Provided information below:
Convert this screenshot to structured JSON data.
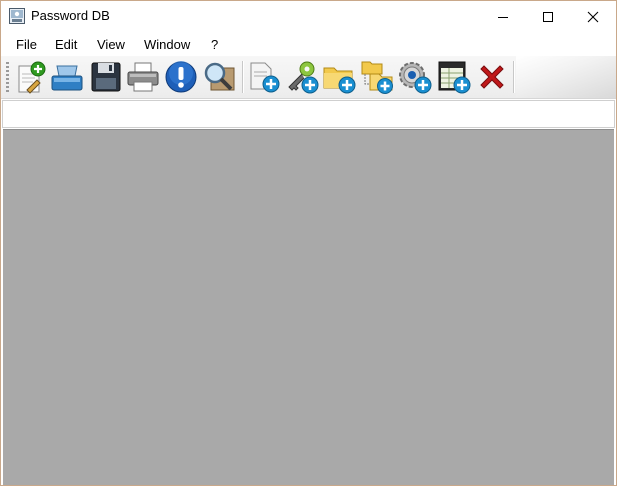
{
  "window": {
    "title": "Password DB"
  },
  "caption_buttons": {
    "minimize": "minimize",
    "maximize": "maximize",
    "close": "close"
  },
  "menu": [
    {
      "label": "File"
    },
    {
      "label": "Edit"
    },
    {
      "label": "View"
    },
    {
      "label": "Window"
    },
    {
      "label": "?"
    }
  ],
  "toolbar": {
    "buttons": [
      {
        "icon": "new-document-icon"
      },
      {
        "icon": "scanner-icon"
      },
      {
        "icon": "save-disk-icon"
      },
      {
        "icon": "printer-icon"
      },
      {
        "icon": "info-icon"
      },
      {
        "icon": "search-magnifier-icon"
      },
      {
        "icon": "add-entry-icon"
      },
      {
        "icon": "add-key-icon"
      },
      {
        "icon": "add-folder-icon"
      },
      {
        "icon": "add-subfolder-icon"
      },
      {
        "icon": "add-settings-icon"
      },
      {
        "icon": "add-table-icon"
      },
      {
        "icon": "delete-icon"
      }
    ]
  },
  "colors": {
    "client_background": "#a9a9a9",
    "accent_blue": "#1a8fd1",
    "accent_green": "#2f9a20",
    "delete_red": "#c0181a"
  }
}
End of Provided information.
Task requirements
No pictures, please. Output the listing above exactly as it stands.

Response to the exercise
Convert this screenshot to structured JSON data.
{
  "window": {
    "title": "Password DB"
  },
  "caption_buttons": {
    "minimize": "minimize",
    "maximize": "maximize",
    "close": "close"
  },
  "menu": [
    {
      "label": "File"
    },
    {
      "label": "Edit"
    },
    {
      "label": "View"
    },
    {
      "label": "Window"
    },
    {
      "label": "?"
    }
  ],
  "toolbar": {
    "buttons": [
      {
        "icon": "new-document-icon"
      },
      {
        "icon": "scanner-icon"
      },
      {
        "icon": "save-disk-icon"
      },
      {
        "icon": "printer-icon"
      },
      {
        "icon": "info-icon"
      },
      {
        "icon": "search-magnifier-icon"
      },
      {
        "icon": "add-entry-icon"
      },
      {
        "icon": "add-key-icon"
      },
      {
        "icon": "add-folder-icon"
      },
      {
        "icon": "add-subfolder-icon"
      },
      {
        "icon": "add-settings-icon"
      },
      {
        "icon": "add-table-icon"
      },
      {
        "icon": "delete-icon"
      }
    ]
  },
  "colors": {
    "client_background": "#a9a9a9",
    "accent_blue": "#1a8fd1",
    "accent_green": "#2f9a20",
    "delete_red": "#c0181a"
  }
}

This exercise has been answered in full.